(e) provision for the evidencing of the successful completion of courses,
(f) provision authorising the Secretary of State to make available information about persons providing courses or giving instruction on courses, and
(g) provision treating courses of training in the driving of vehicles at high speed which have been completed before the coming into force of the regulations as if they had been provided in accordance with the regulations.

(5) The regulations may include provision for the charging of reasonable fees in respect of any function conferred or imposed on the Secretary of State by the regulations.
(6) The regulations may make different provision—
(a) for different classes of vehicle,
(b) for different descriptions of persons, or
(c) otherwise for different circumstances.”
(dvd)

Finally, ambulances & Fire Appliances cannot claim an exemption to cross solid white lines, even when on emergency drives. They can only cross solid white lines in the same way as every other road user, as per the highway code.

Ambulance drivers can claim the following exemptions:

Using audible and visible warning devices.
Exceeding statutory speed restrictions.
Treating a red traffic signal as a ‘give way’.
Passing either side of a ‘keep left/right’ sign.
Entering a pedestrian area.
Stopping on a clearway.
Parking on double yellow lines.
Parking on zig zag lines.
Parking on footway/central reservation.
Parking on offside of road after dark.
Showing a white floodlight to the rear of a stationary vehicle.
Driving and parking on the hard shoulder of a motorway.
Using restricted motorway access roads.
Leaving the engine of an unattended vehicle running.

An ambulance driver cannot claim exemptions to the following laws/rules:

Dangerous/careless driving/parking.
Failing to stop after an accident.
Overtaking on zig zags.
Failing to obey a red light on traffic signals controlling a level crossing/airfield/fire stations.
Failing to obey a one way sign/no right or no left turn/one way traffic sign.
Crossing or straddling a solid white line (except as stated in the highway code for all road users).

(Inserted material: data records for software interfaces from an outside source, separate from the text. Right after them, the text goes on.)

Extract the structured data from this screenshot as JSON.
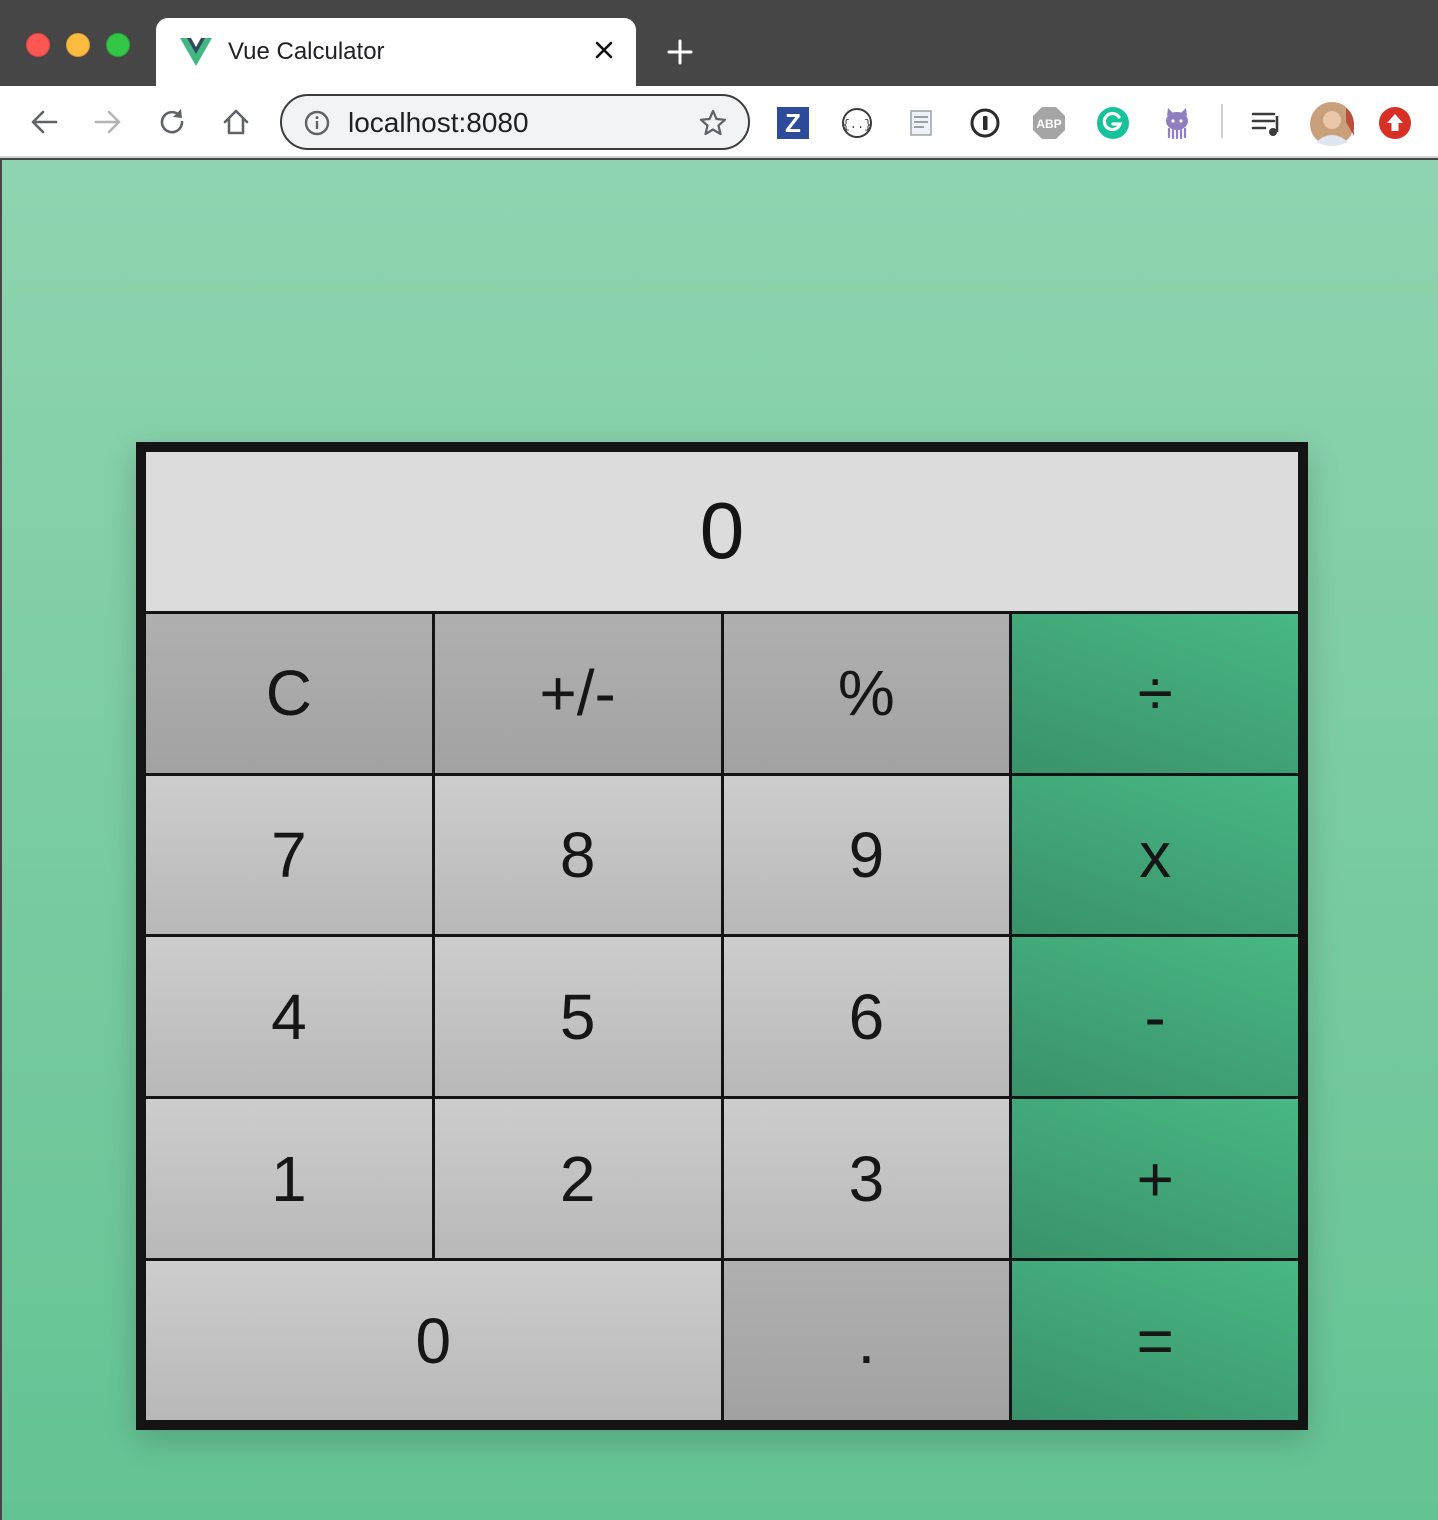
{
  "tab": {
    "title": "Vue Calculator"
  },
  "omnibox": {
    "url": "localhost:8080"
  },
  "extensions": [
    "zotero-icon",
    "json-viewer-icon",
    "notes-icon",
    "onepassword-icon",
    "adblock-plus-icon",
    "grammarly-icon",
    "octocat-icon",
    "media-control-icon",
    "profile-avatar",
    "update-icon"
  ],
  "extension_labels": {
    "zotero": "Z",
    "adblock": "ABP"
  },
  "calculator": {
    "display": "0",
    "keys": {
      "clear": "C",
      "sign": "+/-",
      "percent": "%",
      "divide": "÷",
      "seven": "7",
      "eight": "8",
      "nine": "9",
      "multiply": "x",
      "four": "4",
      "five": "5",
      "six": "6",
      "subtract": "-",
      "one": "1",
      "two": "2",
      "three": "3",
      "add": "+",
      "zero": "0",
      "decimal": ".",
      "equals": "="
    }
  },
  "colors": {
    "page_top": "#8fd4b0",
    "page_bottom": "#64c393",
    "operator": "#48b884",
    "function_key": "#a9a9a9",
    "number_key": "#c4c4c4",
    "display_bg": "#dcdcdc",
    "frame": "#141414"
  }
}
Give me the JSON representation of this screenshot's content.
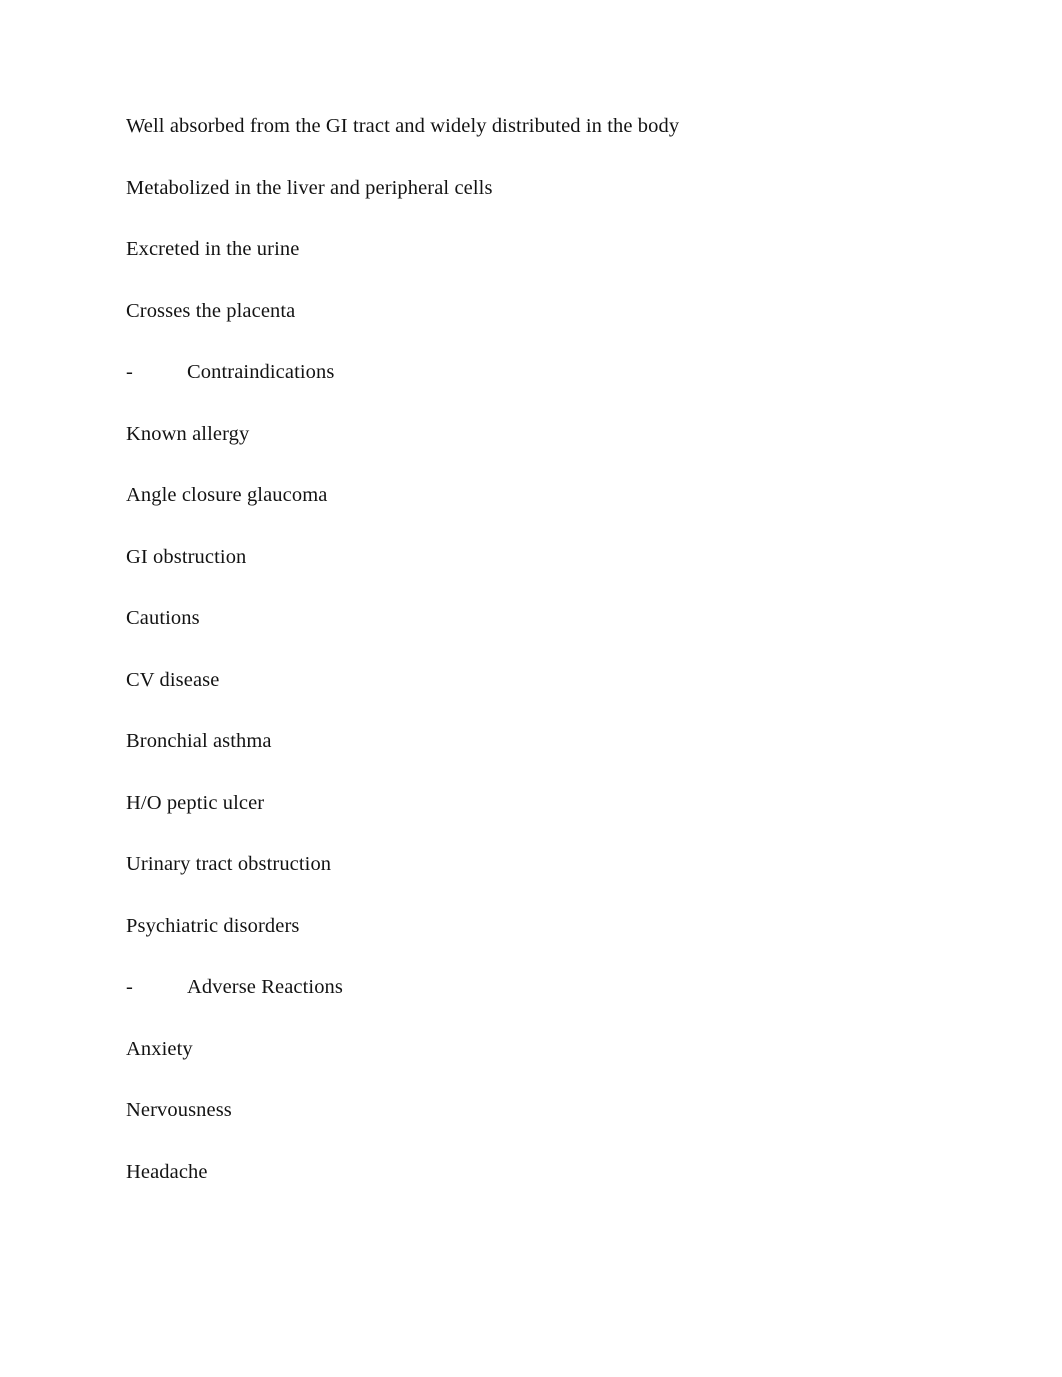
{
  "document": {
    "background_color": "#ffffff",
    "text_color": "#131313",
    "paragraphs": [
      {
        "id": "p1",
        "type": "text",
        "text": "Well absorbed from the GI tract and widely distributed in the body"
      },
      {
        "id": "p2",
        "type": "text",
        "text": "Metabolized in the liver and peripheral cells"
      },
      {
        "id": "p3",
        "type": "text",
        "text": "Excreted in the urine"
      },
      {
        "id": "p4",
        "type": "text",
        "text": "Crosses the placenta"
      },
      {
        "id": "p5",
        "type": "heading",
        "marker": "-",
        "text": "Contraindications"
      },
      {
        "id": "p6",
        "type": "text",
        "text": "Known allergy"
      },
      {
        "id": "p7",
        "type": "text",
        "text": "Angle closure glaucoma"
      },
      {
        "id": "p8",
        "type": "text",
        "text": "GI obstruction"
      },
      {
        "id": "p9",
        "type": "text",
        "text": "Cautions"
      },
      {
        "id": "p10",
        "type": "text",
        "text": "CV disease"
      },
      {
        "id": "p11",
        "type": "text",
        "text": "Bronchial asthma"
      },
      {
        "id": "p12",
        "type": "text",
        "text": "H/O peptic ulcer"
      },
      {
        "id": "p13",
        "type": "text",
        "text": "Urinary tract obstruction"
      },
      {
        "id": "p14",
        "type": "text",
        "text": "Psychiatric disorders"
      },
      {
        "id": "p15",
        "type": "heading",
        "marker": "-",
        "text": "Adverse Reactions"
      },
      {
        "id": "p16",
        "type": "text",
        "text": "Anxiety"
      },
      {
        "id": "p17",
        "type": "text",
        "text": "Nervousness"
      },
      {
        "id": "p18",
        "type": "text",
        "text": "Headache"
      }
    ]
  }
}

This video is useful to know what to do when blue lights approach you from behind.